Governor Carney Signs Bill Creating Tuition Waiver Program for Youth Aging Out of Foster Care
October 21, 2021
New program waives tuition, room and board at Delaware public universities and colleges for eligible students
WILMINGTON, Del. – Governor John Carney on Thursday signed into law House Bill 123, [legis.delaware.gov] legislation sponsored by Representative Krista Griffith and Senate Majority Whip Elizabeth Lockman that creates the Delaware Fostering Independence Through Education Tuition Waiver Program [legis.delaware.gov] to support students in foster care as they work toward a higher education degree. This new program requires Delaware State University, Delaware Tech Community College and the University of Delaware to waive all tuition and fees, including room and board, for any youth who has aged out or spent at least one year in foster care as a teenager.
“Making sure all of Delaware’s students have an opportunity to succeed has been our top priority,” said Governor Carney. “This legislation will ensure some of our most vulnerable children are supported when pursuing higher education. Thank you to Representatives Griffith and Longhurst, Senators Lockman and Poore, the Delaware Department of Services for Children, Youth and Their Families, and other advocates who carried this important legislation over the finish line. Our children will be better off because of it.”
Under this legislation, eligible students must apply for any and all financial aid before being granted the tuition waiver for any leftover tuition and fees. Students may use the tuition waiver until they turn 27.
“Investing in our students’ dreams has a ripple effect across Delaware. With this tuition waiver program, our youth in care have a chance to leap over obstacles as they enter adulthood. I’m thankful for the support of our Governor and the Delaware Legislature to make this program a reality,” said Josette Manning, Cabinet Secretary of the Delaware Department of Services for Children, Youth & Their Families (DSCYF). “Our youth who experience foster care are incredibly resilient, despite facing a disproportionate number of challenges in their young lives, and we can do our part as a state to support them on their journey.”

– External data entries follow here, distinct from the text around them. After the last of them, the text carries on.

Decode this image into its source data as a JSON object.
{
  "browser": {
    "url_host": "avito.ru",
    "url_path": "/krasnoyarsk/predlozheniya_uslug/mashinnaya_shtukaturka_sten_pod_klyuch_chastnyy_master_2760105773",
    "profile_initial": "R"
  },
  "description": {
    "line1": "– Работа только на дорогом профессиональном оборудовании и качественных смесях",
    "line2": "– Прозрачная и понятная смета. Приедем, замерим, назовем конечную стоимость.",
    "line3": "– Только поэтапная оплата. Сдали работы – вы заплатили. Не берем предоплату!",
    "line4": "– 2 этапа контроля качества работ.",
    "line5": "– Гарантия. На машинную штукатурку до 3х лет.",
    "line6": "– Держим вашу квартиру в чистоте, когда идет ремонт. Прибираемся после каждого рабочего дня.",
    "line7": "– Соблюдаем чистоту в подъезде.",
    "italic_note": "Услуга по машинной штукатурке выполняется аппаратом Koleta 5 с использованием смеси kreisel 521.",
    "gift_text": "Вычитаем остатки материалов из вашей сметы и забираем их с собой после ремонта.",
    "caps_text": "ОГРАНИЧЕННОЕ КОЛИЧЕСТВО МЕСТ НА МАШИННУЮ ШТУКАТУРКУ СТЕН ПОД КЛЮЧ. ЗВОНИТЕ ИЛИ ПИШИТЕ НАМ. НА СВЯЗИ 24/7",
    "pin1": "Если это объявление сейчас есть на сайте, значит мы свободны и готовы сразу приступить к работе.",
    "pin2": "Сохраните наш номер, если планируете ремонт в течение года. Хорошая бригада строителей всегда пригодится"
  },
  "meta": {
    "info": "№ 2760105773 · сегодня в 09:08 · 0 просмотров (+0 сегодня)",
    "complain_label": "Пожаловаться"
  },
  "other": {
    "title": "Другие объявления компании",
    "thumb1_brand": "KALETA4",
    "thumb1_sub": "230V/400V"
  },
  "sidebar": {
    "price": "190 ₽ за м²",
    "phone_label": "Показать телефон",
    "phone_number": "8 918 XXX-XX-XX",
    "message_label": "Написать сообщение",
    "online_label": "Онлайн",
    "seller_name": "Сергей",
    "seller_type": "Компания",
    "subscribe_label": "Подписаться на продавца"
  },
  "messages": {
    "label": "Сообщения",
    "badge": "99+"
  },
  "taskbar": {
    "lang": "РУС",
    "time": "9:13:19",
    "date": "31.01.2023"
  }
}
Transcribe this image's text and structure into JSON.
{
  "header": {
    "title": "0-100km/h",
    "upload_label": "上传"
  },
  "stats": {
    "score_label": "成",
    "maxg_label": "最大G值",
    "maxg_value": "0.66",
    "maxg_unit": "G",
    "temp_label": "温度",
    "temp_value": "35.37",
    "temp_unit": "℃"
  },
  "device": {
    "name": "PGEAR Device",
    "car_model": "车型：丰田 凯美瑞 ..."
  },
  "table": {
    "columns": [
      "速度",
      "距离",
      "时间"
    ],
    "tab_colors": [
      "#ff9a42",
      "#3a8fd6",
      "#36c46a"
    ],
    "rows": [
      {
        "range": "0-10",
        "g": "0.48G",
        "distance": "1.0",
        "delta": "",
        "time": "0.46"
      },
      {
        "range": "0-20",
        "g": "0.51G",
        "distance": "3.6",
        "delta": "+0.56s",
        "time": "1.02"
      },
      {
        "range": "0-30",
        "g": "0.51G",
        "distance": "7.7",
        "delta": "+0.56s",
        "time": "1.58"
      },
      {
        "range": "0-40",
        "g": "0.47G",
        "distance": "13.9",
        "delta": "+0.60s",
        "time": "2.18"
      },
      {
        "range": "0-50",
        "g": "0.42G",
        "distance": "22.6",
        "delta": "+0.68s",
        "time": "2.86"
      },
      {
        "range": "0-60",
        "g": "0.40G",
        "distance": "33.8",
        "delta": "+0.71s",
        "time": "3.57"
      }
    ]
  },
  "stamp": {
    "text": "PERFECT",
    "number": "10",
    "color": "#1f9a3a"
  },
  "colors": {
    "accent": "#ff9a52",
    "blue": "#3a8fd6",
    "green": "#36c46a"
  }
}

Prior to this legislation being signed, youth experiencing foster care only had access to the federal Chafee Educational and Training Voucher program and the Ivyane D.F. Davis Memorial Scholarship Fund, a state-funded scholarship program. With the tuition waiver program in place, youth who have experienced foster care can pursue their dreams without worrying about how to pay for college or where to find housing.
“We know that young people who have been through the foster care system as teens and have aged out experience worse outcomes overall than their peers in terms of educational attainment, full-time employment, stable housing and financial independence,” said Rep. Krista Griffith, lead House sponsor of HB 123. “We can do more to make sure our students in foster care thrive as adults by removing the financial barrier to higher education. This will encourage youth in foster care to go out and earn a college degree, giving them tools they need to identify and obtain a path forward to achieving their dreams.”
“Young people who have worked hard to get to college after spending significant time in Delaware’s foster care system deserve every ounce of our support,” said Senate Majority Whip Elizabeth “Tizzy” Lockman. “I want to thank Rep. Krista Griffith and Governor John Carney for recognizing that fact and taking action today to remove barriers that prevent some of our most vulnerable young people from achieving their goals, realizing their potential, and embarking on an education that will lead them to a brighter future.”
According to DSCYF, it is estimated that about 15-20 incoming freshmen will likely take advantage of tuition waivers under House Bill 123 each year. Governor Carney supported this legislation in his 2020 State of the State Address[gcc02.safelinks.protection.outlook.com].
“This legislation is so important,” said Mayda Berrios, student at Delaware State University. “Although I’m graduating this year, I am so happy that some many young people will be able to benefit from this. Thanks to the members of the General Assembly who pushed this beyond the Youth Advisory Council and made this into a bill today so that the future generation of foster youth who are experiencing hardships can now experience higher education.”